Problem to solve - Reproduce all the data exactly, without pictures.

[Dataset rows for apps and sites]
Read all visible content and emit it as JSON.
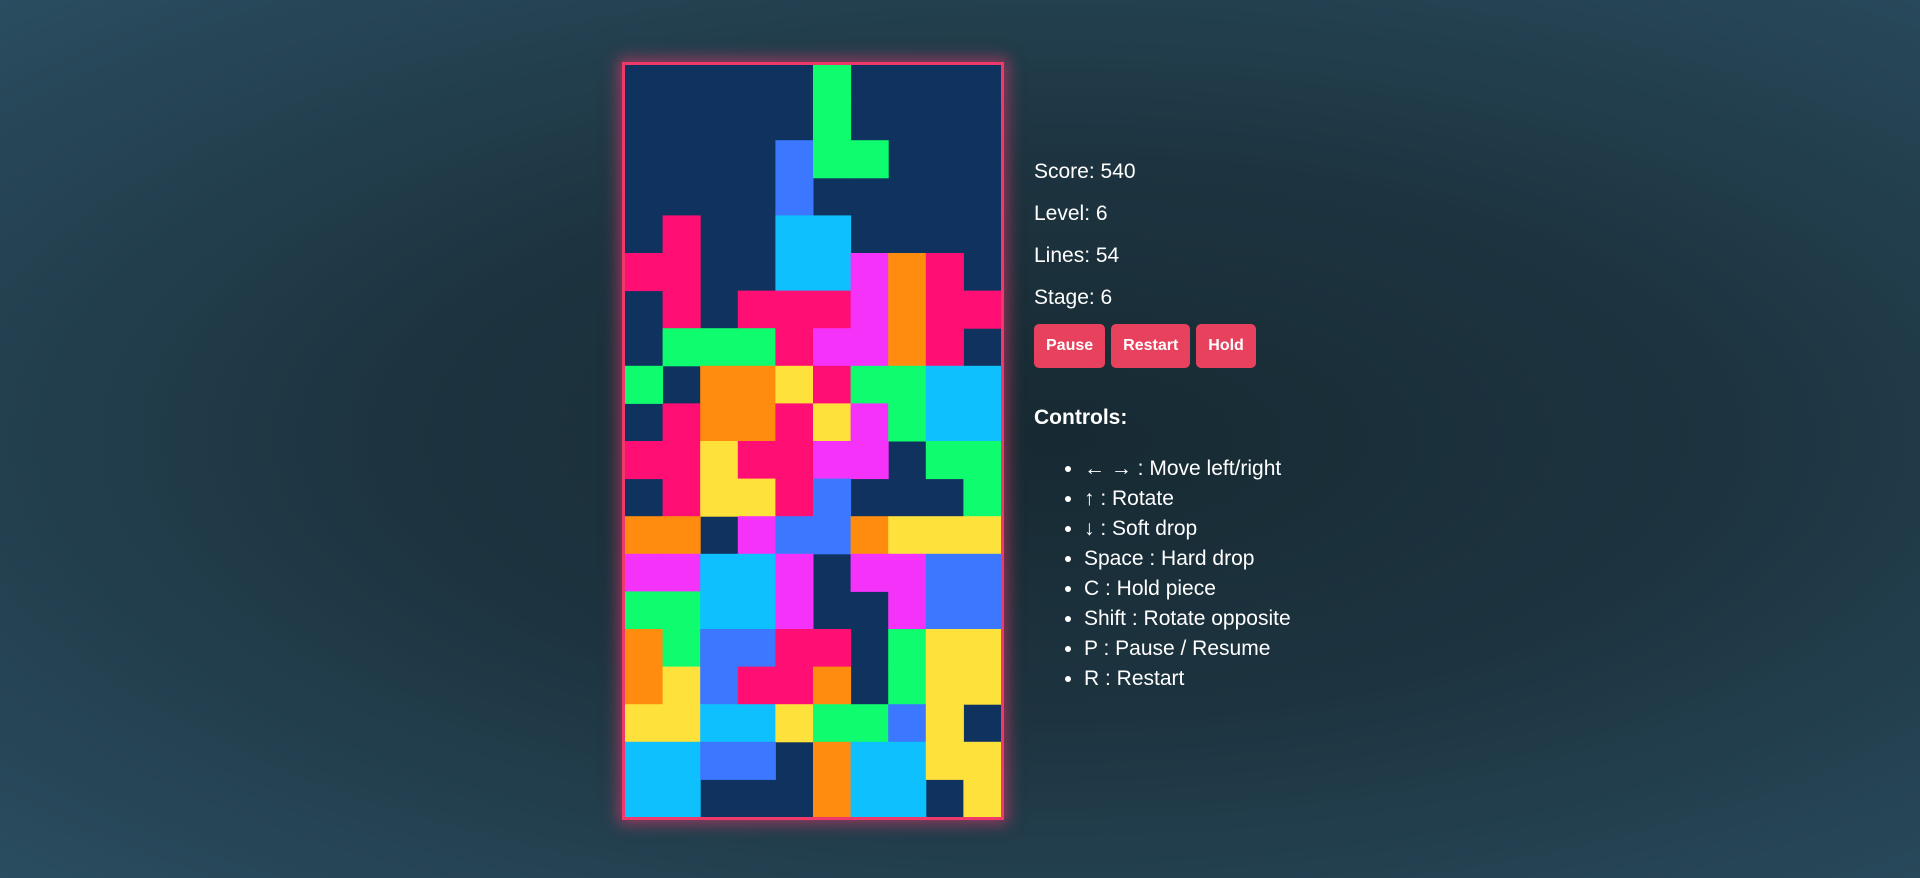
{
  "board": {
    "cols": 10,
    "rows": 20,
    "colors": {
      "empty": "#10325e",
      "G": "#0ffc6e",
      "B": "#3c78ff",
      "C": "#0fc0ff",
      "R": "#ff0f73",
      "M": "#f532fa",
      "O": "#ff8c0f",
      "Y": "#ffe13c",
      "border": "#f0396b"
    },
    "grid": [
      ".....G....",
      ".....G....",
      "....BGG...",
      "....B.....",
      ".R..CC....",
      "RR..CCMOR.",
      ".R.RRRMORR",
      ".GGGRMMOR.",
      "G.OOYRGGCC",
      ".ROORYMGCC",
      "RRYRRMM.GG",
      ".RYYRB...G",
      "OO.MBBOYYY",
      "MMCCM.MMBB",
      "GGCCM..MBB",
      "OGBBRR.GYY",
      "OYBRRO.GYY",
      "YYCCYGGBY.",
      "CCBB.OCCYY",
      "CC...OCC.Y"
    ]
  },
  "stats": {
    "score": "Score: 540",
    "level": "Level: 6",
    "lines": "Lines: 54",
    "stage": "Stage: 6"
  },
  "buttons": {
    "pause": "Pause",
    "restart": "Restart",
    "hold": "Hold"
  },
  "controls": {
    "title": "Controls:",
    "items": [
      "← → : Move left/right",
      "↑ : Rotate",
      "↓ : Soft drop",
      "Space : Hard drop",
      "C : Hold piece",
      "Shift : Rotate opposite",
      "P : Pause / Resume",
      "R : Restart"
    ]
  }
}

Answer to the problem -
Read all visible content and emit it as JSON.
{
  "board": {
    "cols": 10,
    "rows": 20,
    "colors": {
      "empty": "#10325e",
      "G": "#0ffc6e",
      "B": "#3c78ff",
      "C": "#0fc0ff",
      "R": "#ff0f73",
      "M": "#f532fa",
      "O": "#ff8c0f",
      "Y": "#ffe13c",
      "border": "#f0396b"
    },
    "grid": [
      ".....G....",
      ".....G....",
      "....BGG...",
      "....B.....",
      ".R..CC....",
      "RR..CCMOR.",
      ".R.RRRMORR",
      ".GGGRMMOR.",
      "G.OOYRGGCC",
      ".ROORYMGCC",
      "RRYRRMM.GG",
      ".RYYRB...G",
      "OO.MBBOYYY",
      "MMCCM.MMBB",
      "GGCCM..MBB",
      "OGBBRR.GYY",
      "OYBRRO.GYY",
      "YYCCYGGBY.",
      "CCBB.OCCYY",
      "CC...OCC.Y"
    ]
  },
  "stats": {
    "score": "Score: 540",
    "level": "Level: 6",
    "lines": "Lines: 54",
    "stage": "Stage: 6"
  },
  "buttons": {
    "pause": "Pause",
    "restart": "Restart",
    "hold": "Hold"
  },
  "controls": {
    "title": "Controls:",
    "items": [
      "← → : Move left/right",
      "↑ : Rotate",
      "↓ : Soft drop",
      "Space : Hard drop",
      "C : Hold piece",
      "Shift : Rotate opposite",
      "P : Pause / Resume",
      "R : Restart"
    ]
  }
}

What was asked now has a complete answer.